I used to have a bumper sticker that read:
God was my co-pilot. But we crashed in the mountains and I had to eat him.
I really miss that bumper sticker and the irrational rage it would provoke. To this day I still wonder if people really thought I would eat their god. I think all that spite and vengefulness would make for a pretty bitter tasting deity. And besides, I’m vegan now.
My all time favorite vegan food staple is Seitan. I could sing it’s praises all fucking day long. In fact, I just might compose a little song about it. Yes, I think that would be fitting.
If I were to develop a wheat intolerance I just don’t know what I would do. Well, first I’d cry. Because seitan and me are like this… you can’t see it, but I’m crossing my fingers. Makes for awkward typing.
For the longest time I have wanted to make a vegan pot pie. But I’ve always felt daunted by the task. But today I whipped out my beloved copy of the Veganomicon and found the seitan pot pie recipe.

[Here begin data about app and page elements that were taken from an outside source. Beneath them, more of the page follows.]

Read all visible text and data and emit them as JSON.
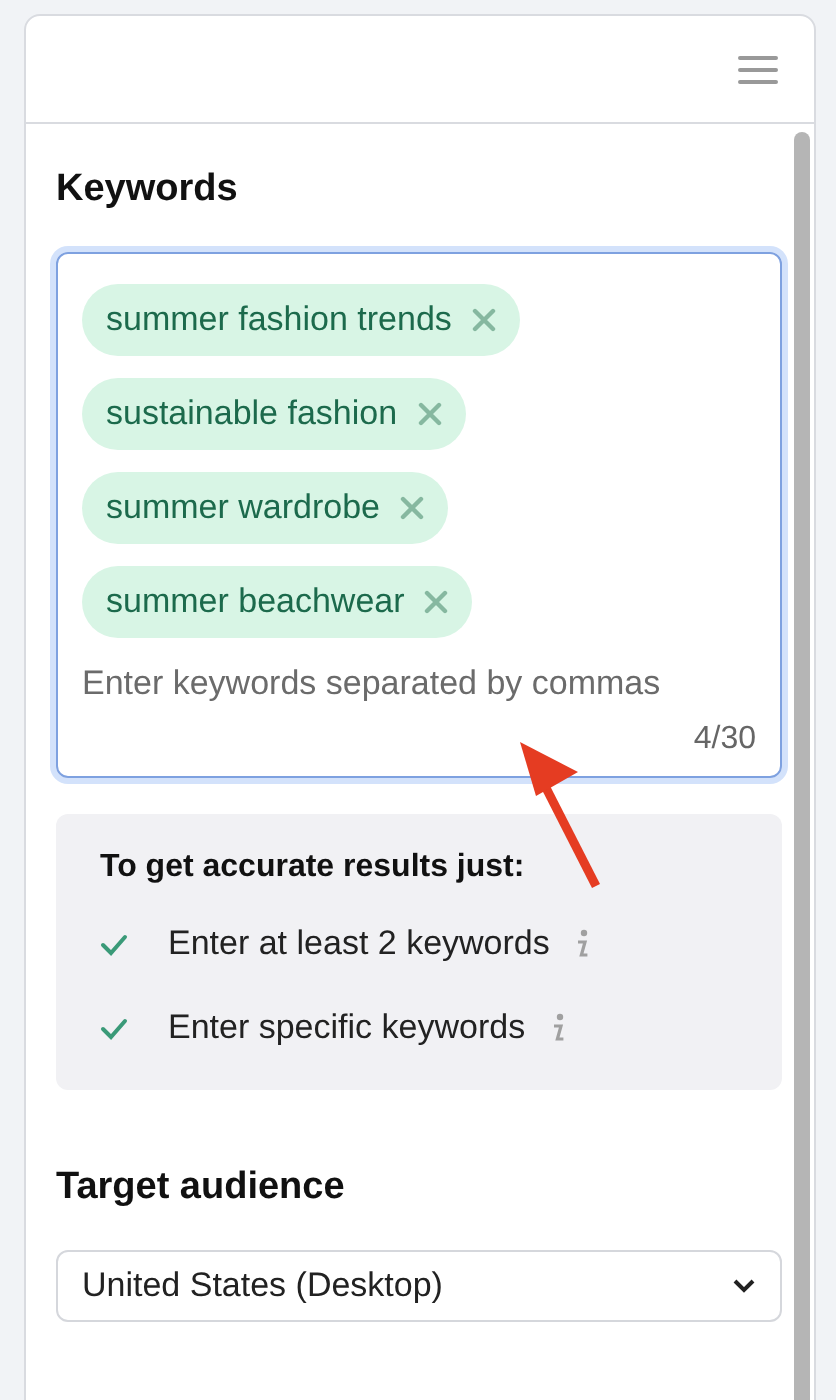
{
  "keywords": {
    "title": "Keywords",
    "tags": [
      {
        "label": "summer fashion trends"
      },
      {
        "label": "sustainable fashion"
      },
      {
        "label": "summer wardrobe"
      },
      {
        "label": "summer beachwear"
      }
    ],
    "placeholder": "Enter keywords separated by commas",
    "counter": "4/30"
  },
  "tips": {
    "title": "To get accurate results just:",
    "items": [
      {
        "text": "Enter at least 2 keywords",
        "met": true
      },
      {
        "text": "Enter specific keywords",
        "met": true
      }
    ]
  },
  "audience": {
    "title": "Target audience",
    "value": "United States (Desktop)"
  }
}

the Seitan that I used was from a batch of gluten dough that I had made from my regular flour that had been masquerading as VWG. More about that in a bit.

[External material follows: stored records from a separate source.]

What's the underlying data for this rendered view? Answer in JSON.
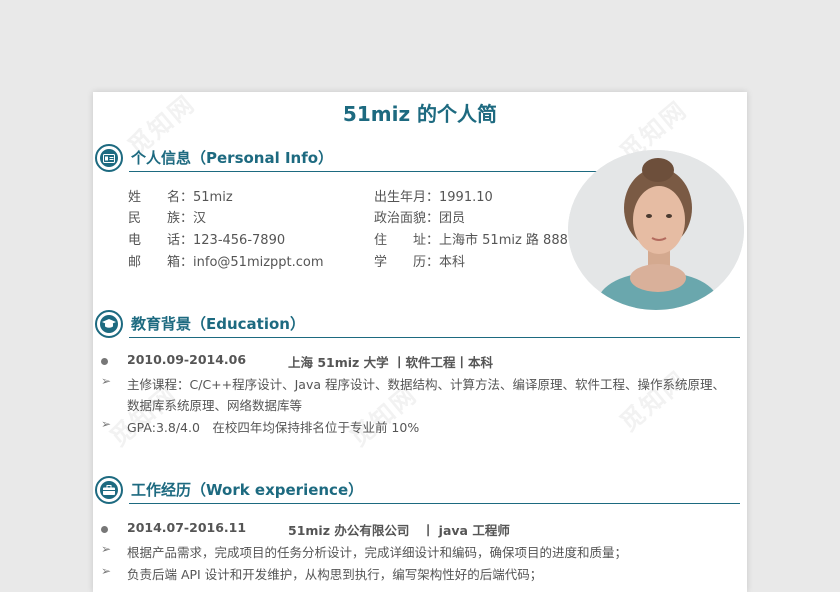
{
  "title": "51miz 的个人简",
  "watermark_text": "觅知网",
  "personal": {
    "heading": "个人信息（Personal Info）",
    "fields": [
      {
        "k": "姓　　名：",
        "v": "51miz"
      },
      {
        "k": "民　　族：",
        "v": "汉"
      },
      {
        "k": "电　　话：",
        "v": "123-456-7890"
      },
      {
        "k": "邮　　箱：",
        "v": "info@51mizppt.com"
      },
      {
        "k": "出生年月：",
        "v": "1991.10"
      },
      {
        "k": "政治面貌：",
        "v": "团员"
      },
      {
        "k": "住　　址：",
        "v": "上海市 51miz 路 888 号"
      },
      {
        "k": "学　　历：",
        "v": "本科"
      }
    ]
  },
  "education": {
    "heading": "教育背景（Education）",
    "period": "2010.09-2014.06",
    "school": "上海 51miz 大学 丨软件工程丨本科",
    "courses_1": "主修课程：C/C++程序设计、Java 程序设计、数据结构、计算方法、编译原理、软件工程、操作系统原理、",
    "courses_2": "数据库系统原理、网络数据库等",
    "gpa": "GPA:3.8/4.0　在校四年均保持排名位于专业前 10%"
  },
  "work": {
    "heading": "工作经历（Work experience）",
    "period": "2014.07-2016.11",
    "company": "51miz 办公有限公司　丨 java 工程师",
    "duty_1": "根据产品需求，完成项目的任务分析设计，完成详细设计和编码，确保项目的进度和质量；",
    "duty_2": "负责后端 API 设计和开发维护，从构思到执行，编写架构性好的后端代码；"
  },
  "colors": {
    "accent": "#1d6a80",
    "text": "#555555"
  }
}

I followed the recipe to the letter and came up with this:
My observations are thus:
the dough doesn’t need the cornmeal in it. I like my crust a little smoother.
the roux doesn’t necessarily need to be made with garbanzo flour. In fact, I think regular flour would produce a smoother gravy.

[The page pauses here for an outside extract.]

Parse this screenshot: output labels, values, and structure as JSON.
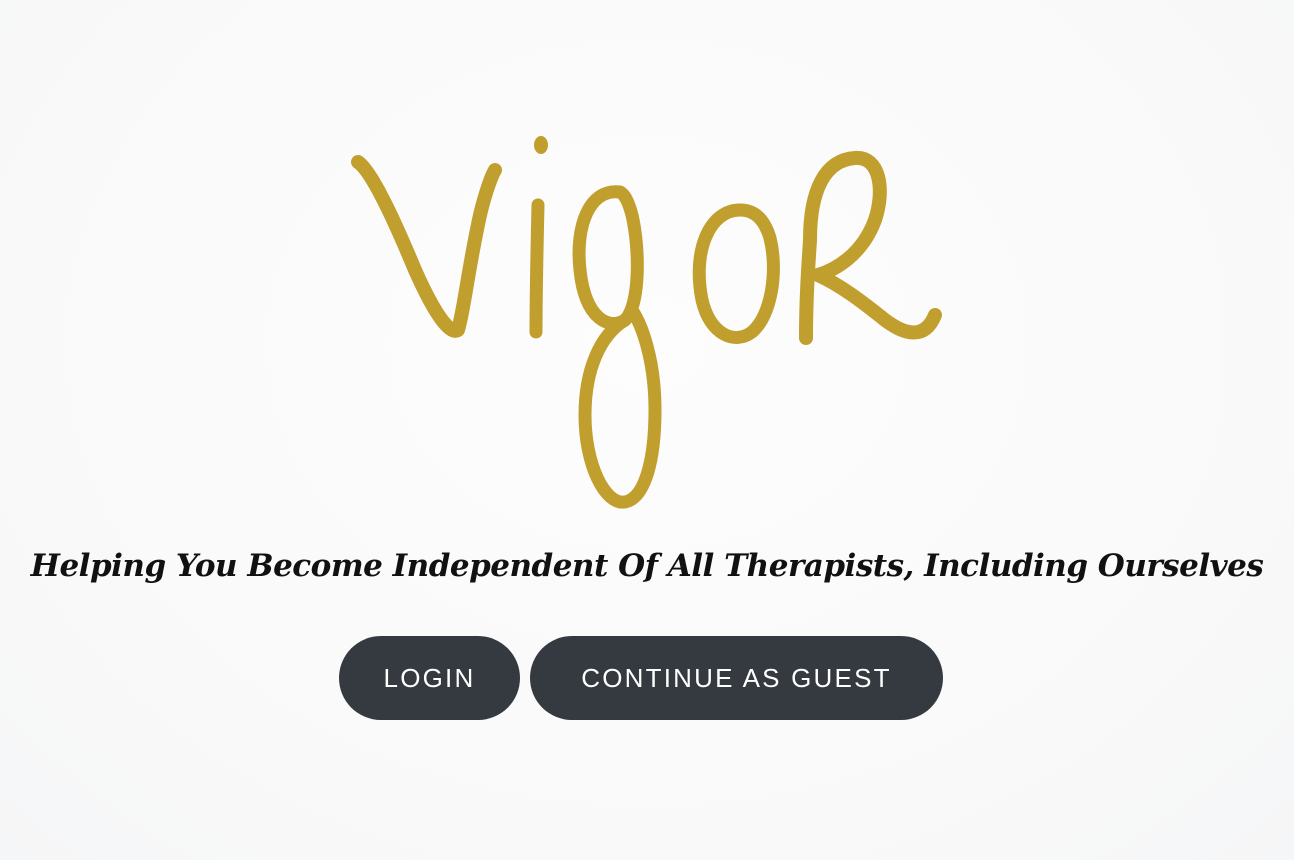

and I will not be making potpies the same day that my mother is also making stew, thereby making veggies like celery & carrots in short supply.
The inside of my pot pie was not very photogenic, though it was delicious. When I try this again later I will try to write out my own recipe and get you the photo goods.
Now, I often buy from bulk bins when I can. And although the label on the bin where I had been buying my Vital Wheat Gluten said the flour had an approximate 75% gluten protein in it, this flour behaved suspiciously un-Vital Wheat Gluten-y. When I later bought VWG from the Butte Creek Mill my suspicions were confirmed. I’ll have to contact my grocer to let them know of their error.
Not one to let this flour of uncertain gluten content go to waste, I set about to turn that bitch into seitan.
The process of making seitan from scratch is simple if labor intensive. I dumped the flour out into a large bowl and added water until I had a ball of dough like you might cook to make bread. I then took the bowl with the dough in it to the sink and ran water into the bowl, kneading the dough under water. Each time the water turned milky I would dump it out and refill the bowl. After a few minutes the dough started feeling like it was falling completely apart. But I knew from previous reading that this was completely natural and just kept on with what I was doing.
Eventually the water in my bowl became less and less opaque. and my original ball of dough was now a lumpy mass of uncooked seitan about 1/3 the original size. All that rinsing had washed away all most of the starches to leave behind the elastic dense gluten proteins. From there I just cut it into chunks and boiled it in a broth suited to make chicken-ish seitan.
Now that I am rid of the fake VWG I will only be buying it from the Butte Creek Mill or my local Fred Meyer which also sells it in bulk bins, but which I happen to know actually contain VWG. Because making seitan completely from scratch is a pain in the ass. And I don’t have the wrists to endure it or the children to relegate it to.